:: Instructions for the task ::
Search the material for lines containing the word "true", and copy each one.

:: Given records ::
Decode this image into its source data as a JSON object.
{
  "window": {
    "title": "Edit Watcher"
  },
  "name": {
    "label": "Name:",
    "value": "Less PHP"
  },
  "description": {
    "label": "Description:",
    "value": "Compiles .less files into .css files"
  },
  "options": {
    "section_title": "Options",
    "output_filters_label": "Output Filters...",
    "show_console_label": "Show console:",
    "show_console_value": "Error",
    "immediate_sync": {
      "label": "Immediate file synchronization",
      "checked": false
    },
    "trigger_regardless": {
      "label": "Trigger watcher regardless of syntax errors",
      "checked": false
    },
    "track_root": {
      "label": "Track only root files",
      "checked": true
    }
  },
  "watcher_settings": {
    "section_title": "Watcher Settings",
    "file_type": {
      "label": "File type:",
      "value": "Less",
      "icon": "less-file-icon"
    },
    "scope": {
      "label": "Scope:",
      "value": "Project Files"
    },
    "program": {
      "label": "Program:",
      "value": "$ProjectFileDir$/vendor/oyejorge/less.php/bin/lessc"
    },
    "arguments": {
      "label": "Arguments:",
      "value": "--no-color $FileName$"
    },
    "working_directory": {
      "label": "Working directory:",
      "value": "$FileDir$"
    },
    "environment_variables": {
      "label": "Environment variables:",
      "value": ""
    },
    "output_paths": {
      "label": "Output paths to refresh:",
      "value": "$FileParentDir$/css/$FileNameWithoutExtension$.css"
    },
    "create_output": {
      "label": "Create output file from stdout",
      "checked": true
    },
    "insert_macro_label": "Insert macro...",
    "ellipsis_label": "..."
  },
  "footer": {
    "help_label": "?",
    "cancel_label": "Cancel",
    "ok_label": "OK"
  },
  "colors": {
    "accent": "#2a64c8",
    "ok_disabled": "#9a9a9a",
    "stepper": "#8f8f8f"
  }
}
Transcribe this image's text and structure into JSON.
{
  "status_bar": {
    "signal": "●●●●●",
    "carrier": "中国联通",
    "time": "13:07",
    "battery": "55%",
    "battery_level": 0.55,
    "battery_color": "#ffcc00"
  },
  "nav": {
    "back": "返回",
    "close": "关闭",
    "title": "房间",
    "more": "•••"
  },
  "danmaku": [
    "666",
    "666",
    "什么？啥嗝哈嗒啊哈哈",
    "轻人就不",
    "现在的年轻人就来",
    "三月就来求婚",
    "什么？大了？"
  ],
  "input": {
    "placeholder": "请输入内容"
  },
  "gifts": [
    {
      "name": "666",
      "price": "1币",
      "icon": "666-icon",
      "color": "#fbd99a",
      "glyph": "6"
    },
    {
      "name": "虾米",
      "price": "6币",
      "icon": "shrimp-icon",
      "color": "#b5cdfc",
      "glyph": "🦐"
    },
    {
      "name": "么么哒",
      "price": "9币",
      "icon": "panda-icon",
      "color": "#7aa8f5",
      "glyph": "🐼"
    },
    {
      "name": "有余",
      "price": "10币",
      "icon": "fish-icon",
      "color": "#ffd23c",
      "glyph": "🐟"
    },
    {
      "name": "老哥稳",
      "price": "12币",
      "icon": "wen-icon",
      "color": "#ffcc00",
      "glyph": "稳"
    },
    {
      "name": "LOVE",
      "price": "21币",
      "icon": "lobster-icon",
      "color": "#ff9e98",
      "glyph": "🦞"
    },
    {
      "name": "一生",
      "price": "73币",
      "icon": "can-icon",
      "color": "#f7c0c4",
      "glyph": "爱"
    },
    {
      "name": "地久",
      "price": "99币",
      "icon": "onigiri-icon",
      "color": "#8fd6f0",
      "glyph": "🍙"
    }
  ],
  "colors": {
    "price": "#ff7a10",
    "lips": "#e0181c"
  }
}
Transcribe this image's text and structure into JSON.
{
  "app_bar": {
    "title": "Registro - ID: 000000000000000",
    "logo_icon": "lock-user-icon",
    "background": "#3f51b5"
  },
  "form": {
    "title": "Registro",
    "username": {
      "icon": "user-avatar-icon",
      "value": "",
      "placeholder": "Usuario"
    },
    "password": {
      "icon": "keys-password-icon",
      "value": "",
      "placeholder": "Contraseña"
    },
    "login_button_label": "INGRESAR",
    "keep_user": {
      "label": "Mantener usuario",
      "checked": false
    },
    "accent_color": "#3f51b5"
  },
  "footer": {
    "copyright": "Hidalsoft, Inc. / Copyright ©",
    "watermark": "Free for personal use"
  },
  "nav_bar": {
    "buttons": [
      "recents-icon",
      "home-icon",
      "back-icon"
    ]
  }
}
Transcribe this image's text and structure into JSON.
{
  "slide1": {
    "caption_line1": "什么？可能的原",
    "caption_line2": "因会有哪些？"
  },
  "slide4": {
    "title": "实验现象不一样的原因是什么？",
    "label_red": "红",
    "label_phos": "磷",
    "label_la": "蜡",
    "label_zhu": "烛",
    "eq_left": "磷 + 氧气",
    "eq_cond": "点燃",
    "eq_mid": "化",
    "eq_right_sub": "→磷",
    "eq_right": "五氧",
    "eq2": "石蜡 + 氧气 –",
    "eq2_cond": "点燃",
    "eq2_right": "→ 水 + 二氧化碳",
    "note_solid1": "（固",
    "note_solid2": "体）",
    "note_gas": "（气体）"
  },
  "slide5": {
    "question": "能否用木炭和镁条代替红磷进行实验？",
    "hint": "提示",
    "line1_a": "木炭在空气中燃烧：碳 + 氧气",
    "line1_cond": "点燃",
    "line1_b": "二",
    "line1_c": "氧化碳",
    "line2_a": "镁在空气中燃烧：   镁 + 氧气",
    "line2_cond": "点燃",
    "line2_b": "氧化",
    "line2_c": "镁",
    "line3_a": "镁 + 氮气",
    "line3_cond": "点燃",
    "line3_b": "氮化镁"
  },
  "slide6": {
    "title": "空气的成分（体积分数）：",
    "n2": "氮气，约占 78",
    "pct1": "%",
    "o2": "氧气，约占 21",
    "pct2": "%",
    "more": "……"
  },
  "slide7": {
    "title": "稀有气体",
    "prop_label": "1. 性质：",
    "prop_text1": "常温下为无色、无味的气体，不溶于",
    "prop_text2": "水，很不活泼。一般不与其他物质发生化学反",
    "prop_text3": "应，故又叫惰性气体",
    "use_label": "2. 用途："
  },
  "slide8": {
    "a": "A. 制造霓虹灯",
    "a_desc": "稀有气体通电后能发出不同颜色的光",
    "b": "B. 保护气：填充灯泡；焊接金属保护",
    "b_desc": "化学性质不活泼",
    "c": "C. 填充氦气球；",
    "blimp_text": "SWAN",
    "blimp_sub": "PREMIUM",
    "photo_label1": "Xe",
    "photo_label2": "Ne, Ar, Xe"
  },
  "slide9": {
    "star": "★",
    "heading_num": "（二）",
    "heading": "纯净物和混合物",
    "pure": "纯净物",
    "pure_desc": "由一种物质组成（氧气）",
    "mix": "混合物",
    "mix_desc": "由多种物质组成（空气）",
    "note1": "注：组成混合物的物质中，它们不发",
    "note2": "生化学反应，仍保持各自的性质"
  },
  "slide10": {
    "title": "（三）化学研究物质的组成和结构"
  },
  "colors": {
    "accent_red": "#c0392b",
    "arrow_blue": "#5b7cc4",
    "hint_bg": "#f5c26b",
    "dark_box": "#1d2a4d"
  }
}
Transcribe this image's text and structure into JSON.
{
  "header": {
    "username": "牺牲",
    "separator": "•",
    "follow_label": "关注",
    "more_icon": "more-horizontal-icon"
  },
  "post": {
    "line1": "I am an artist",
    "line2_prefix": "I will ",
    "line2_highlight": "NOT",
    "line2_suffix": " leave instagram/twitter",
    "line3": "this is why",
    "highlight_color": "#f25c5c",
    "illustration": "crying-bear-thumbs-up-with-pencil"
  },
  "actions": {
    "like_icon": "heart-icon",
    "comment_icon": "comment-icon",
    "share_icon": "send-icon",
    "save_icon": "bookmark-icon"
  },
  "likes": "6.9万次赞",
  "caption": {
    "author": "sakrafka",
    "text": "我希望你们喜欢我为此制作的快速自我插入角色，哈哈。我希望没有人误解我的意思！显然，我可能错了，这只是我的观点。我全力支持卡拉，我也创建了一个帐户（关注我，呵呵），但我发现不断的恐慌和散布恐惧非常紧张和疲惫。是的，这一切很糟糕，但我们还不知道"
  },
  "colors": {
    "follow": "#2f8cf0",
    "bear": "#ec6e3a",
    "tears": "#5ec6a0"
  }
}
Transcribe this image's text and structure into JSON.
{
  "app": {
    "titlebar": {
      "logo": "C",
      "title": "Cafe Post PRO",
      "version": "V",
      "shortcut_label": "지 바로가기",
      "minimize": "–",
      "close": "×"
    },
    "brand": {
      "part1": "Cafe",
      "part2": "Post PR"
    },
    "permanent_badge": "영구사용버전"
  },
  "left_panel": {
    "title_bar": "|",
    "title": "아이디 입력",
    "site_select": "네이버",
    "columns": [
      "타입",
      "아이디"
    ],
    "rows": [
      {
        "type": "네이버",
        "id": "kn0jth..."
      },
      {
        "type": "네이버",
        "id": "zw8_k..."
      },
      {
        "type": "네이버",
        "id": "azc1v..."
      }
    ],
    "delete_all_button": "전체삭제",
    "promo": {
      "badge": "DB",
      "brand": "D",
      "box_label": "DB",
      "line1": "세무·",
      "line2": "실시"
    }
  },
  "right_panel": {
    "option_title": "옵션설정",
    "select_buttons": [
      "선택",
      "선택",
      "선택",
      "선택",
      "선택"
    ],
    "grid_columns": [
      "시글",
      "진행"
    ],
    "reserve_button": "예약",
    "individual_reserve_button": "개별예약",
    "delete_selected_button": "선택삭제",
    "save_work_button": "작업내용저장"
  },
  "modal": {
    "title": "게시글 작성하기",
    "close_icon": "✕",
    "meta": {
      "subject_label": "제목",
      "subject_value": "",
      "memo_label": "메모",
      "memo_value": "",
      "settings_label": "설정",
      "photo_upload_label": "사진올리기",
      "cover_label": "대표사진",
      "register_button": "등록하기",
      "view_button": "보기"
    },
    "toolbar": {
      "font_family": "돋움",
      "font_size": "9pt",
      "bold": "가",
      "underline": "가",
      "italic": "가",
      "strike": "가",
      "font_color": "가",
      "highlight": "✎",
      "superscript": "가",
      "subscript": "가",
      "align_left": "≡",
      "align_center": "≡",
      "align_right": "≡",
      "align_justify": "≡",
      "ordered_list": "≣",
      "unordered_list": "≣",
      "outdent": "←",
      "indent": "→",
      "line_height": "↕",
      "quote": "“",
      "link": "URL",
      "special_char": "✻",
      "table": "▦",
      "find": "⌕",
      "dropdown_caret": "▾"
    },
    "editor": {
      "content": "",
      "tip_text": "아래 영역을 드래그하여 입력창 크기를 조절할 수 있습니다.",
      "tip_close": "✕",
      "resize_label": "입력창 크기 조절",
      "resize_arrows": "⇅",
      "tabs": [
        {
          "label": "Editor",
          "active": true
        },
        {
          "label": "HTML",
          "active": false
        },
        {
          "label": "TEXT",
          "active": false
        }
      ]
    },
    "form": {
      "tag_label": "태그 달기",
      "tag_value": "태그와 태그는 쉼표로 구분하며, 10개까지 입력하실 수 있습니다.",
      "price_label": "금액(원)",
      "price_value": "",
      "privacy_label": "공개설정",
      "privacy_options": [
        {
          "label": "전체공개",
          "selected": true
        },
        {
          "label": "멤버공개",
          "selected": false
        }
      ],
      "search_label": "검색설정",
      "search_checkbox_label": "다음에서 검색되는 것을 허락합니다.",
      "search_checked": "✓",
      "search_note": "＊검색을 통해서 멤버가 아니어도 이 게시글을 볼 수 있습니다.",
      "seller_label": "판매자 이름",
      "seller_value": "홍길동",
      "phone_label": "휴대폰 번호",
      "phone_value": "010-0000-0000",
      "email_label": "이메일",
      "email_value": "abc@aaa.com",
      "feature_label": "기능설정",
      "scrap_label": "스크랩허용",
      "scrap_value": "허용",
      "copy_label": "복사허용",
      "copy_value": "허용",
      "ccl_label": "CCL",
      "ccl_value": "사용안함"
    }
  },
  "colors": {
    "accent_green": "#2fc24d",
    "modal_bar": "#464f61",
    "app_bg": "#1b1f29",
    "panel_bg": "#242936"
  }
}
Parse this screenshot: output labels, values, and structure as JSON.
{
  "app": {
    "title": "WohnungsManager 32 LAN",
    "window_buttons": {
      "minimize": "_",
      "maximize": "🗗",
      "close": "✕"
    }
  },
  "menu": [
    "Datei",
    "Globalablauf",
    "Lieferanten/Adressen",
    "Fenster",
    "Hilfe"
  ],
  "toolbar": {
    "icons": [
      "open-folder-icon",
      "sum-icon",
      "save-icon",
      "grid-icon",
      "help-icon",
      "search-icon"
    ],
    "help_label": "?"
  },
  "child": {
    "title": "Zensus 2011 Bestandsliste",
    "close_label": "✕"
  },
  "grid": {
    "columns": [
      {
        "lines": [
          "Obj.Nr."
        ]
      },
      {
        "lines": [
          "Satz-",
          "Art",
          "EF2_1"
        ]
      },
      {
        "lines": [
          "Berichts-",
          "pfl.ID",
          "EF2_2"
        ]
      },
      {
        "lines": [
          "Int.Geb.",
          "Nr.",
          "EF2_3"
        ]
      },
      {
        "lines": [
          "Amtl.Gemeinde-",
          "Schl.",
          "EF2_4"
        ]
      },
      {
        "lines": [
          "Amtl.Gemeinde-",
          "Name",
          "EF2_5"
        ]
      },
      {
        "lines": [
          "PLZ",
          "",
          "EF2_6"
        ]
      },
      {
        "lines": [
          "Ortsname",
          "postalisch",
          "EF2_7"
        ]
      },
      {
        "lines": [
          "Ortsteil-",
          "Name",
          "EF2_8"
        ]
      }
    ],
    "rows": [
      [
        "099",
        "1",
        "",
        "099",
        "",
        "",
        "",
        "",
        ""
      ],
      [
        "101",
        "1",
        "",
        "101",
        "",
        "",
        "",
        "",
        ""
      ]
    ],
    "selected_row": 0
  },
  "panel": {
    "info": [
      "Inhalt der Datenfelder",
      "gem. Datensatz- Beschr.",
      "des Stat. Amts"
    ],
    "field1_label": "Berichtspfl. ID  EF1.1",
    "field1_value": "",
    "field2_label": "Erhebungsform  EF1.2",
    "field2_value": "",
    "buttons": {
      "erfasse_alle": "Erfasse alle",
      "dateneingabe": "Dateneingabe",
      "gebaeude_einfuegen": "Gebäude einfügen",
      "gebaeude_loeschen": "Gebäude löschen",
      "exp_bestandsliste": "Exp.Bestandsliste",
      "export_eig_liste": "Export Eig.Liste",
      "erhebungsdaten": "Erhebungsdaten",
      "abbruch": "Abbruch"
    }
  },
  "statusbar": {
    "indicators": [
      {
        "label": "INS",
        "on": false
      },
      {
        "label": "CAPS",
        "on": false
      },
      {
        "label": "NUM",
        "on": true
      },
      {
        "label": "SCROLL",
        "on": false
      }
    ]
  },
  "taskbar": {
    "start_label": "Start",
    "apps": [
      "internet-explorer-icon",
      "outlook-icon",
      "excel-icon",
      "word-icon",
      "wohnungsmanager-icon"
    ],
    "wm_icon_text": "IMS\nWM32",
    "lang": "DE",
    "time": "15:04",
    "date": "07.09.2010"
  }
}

:: Result of the task ::
      "checked": true
      "checked": true
          "active": true
          "selected": true
        "on": true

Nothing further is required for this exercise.